The talks begin Tuesday in Vienna, the capital of Austria, where much of the diplomacy around the original deal unfolded. While they're slated for one day, it could extend on, especially if the separate "working groups" make progress and bring in technical experts to finalize details on Iranian and U.S. compliance.
That alone will be no easy task. There are critical questions remaining, including how quickly Iran can dismantle the advanced centrifuges now spinning, how it will reduce its stockpile of enriched uranium, and what to do about its gains in research and development as it violated its terms of the deal.
On the U.S. side, there are questions around which sanctions the Biden administration will lift, after the Trump administration targeted hundreds of Iranian businesses, officials, economic sectors, and state-owned firms and agencies.
Iran has called for all Trump-era sanctions to be removed, saying they violated the deal. But the State Department indicated Monday that it will only lift those related to Iran's nuclear program.
"We certainly will not entertain unilateral gestures or concessions to get Iran -- to induce Iran to a better place," Price said during the department's daily press briefing. "We'll continue to be guided by what the original JCPOA called for, which is nuclear sanctions."

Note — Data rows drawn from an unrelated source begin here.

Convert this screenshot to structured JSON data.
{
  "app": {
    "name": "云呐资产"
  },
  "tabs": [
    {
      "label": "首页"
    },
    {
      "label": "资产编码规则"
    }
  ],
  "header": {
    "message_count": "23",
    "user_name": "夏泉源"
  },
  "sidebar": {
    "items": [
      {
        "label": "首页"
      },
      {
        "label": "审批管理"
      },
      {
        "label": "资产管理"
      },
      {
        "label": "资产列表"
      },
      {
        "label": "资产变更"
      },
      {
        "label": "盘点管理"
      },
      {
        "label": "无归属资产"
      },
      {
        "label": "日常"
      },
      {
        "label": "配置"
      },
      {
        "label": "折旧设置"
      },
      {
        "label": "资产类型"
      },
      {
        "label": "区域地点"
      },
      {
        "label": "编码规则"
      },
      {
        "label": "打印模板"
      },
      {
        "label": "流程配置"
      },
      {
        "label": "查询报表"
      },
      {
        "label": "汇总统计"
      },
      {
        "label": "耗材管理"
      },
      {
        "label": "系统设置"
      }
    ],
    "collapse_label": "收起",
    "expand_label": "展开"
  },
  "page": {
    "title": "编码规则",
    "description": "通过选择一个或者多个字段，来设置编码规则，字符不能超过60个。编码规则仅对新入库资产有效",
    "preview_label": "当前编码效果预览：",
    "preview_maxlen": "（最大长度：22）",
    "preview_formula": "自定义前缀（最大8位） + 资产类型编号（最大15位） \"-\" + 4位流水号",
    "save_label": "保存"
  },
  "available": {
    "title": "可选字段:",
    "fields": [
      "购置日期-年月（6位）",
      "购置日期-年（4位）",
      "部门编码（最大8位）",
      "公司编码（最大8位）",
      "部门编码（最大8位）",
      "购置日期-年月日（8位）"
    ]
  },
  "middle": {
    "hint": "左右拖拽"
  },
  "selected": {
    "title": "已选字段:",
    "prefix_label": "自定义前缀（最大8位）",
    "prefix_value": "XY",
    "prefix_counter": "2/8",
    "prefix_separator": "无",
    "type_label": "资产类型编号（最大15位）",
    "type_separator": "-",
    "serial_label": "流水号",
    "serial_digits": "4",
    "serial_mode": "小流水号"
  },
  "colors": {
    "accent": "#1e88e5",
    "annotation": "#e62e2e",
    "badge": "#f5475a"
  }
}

But Press TV, an Iranian state media outlet, reported that Malley and the U.S. delegation will "leave Vienna empty-handed if the Tuesday meeting would result in anything other than the removal of all U.S. sanctions," citing an "an informed source close to the Iranian negotiating team."